THE RAID/ENTERPRISE TEST BENCH
This is our test bench for the RAID and Enterprise testing. Currently in a state of flux, this bench has undergone some transitions as of late. Although most of our original build remains, we have recently upgraded to the x79 chipset with an Intel 3930K processor. While this may look a tad messy to the reader, it is actually very organized by our standards!
CPU: Intel Core i7-3930K Sandy Bridge-E 3.2GHz (3.8GHz Turbo) LGA 2011 130W Six-Core Desktop Processor –Overclocked to 5.0 Ghz–
RAM: 16GB Crucial Ballistix 1866, 9-9-9-27
GPU: Dual EVGA GTX480
POWER: ST1500 Fully Modular 1500 Watt Power Supply 1500W (Peak 1600W) 12v1320W/110A (Peak 120A) combined+3.3 5v 280W
CHASSIS: Danger Den Torture Rack
CPU COOLER: HeatKiller 3.0
WATER SYSTEM: Two KMP-400 w/reservoirs in a Serial loop, two MCR320-QP rads, and 1 BIPS 240 rad, CPU only. Loop 2- MCP-655 and Honda Radiator on dual 480GTX GPUs with EK Blocks.
A BIT MORE ON THE HIGHPOINT 2720SGL
The HighPoint 2720SGL RAID card used for this report includes the manufacturers newest firmware revision which drastically improves end performance. With many RAID Controllers being prohibitively expensive for enthusiasts, this device is a breath of fresh air, coming in at roughly $160US. Our usage is of this RAID card is to demonstrate its potential in an enthusiast-type application.

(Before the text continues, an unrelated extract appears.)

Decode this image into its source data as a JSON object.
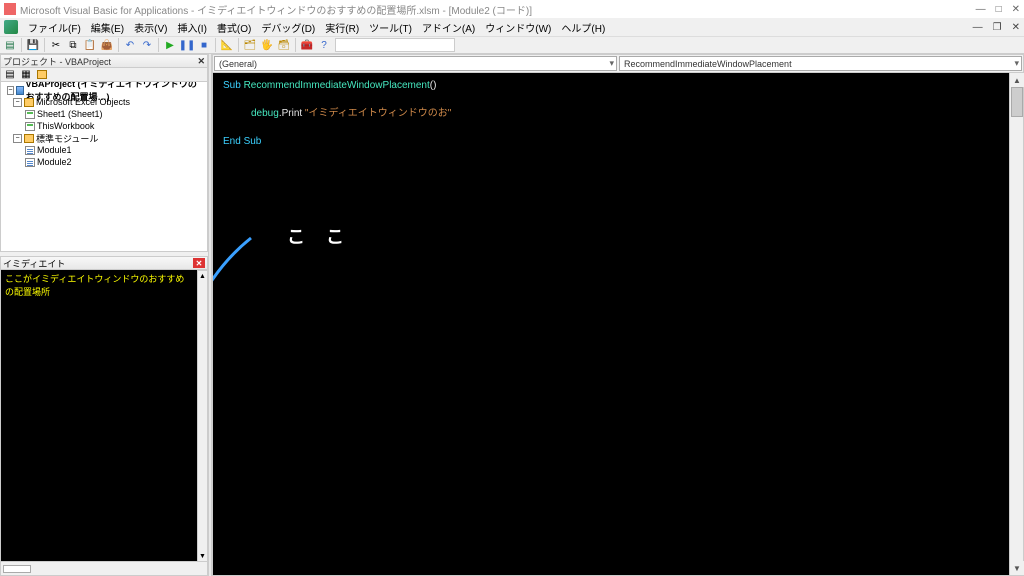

The HighPoint controller uses a low powered ROC to ‘boost’ the device through boot-up, and then the driver and the host system perform the brunt of the computation. Another great benefit to this controller is that it does not utilize any cache like full featured RAID controllers, which will keep the results free from any caching solutions.
The device sets a 64K stripe and it is not configurable. We tested with the drives write cache and NCQ enabled. In effect, what you see is what you get!
ATTO Disk Benchmark is perhaps one of the oldest benchmarks going and is definitely the main staple for manufacturer performance specifications. ATTO uses RAW or compressible data and, for our benchmarks, we use a set length of 256mb and test both the read and write performance of various transfer sizes ranging from 0.5 to 8192kb. Manufacturers prefer this method of testing as it deals with raw (compressible) data rather than random (includes incompressible data) which, although more realistic, results in lower performance results.
As it is the industry standard, ATTO Disk Benchmark is able to illustrate top speeds with the Intel ‘SandForce Driven’ SSDs as it uses compressible data in its testing. The scaling tops out at 1.5 GB/s at the larger file sizes, and there is also some impressive scaling at the lower end with the smaller file sizes.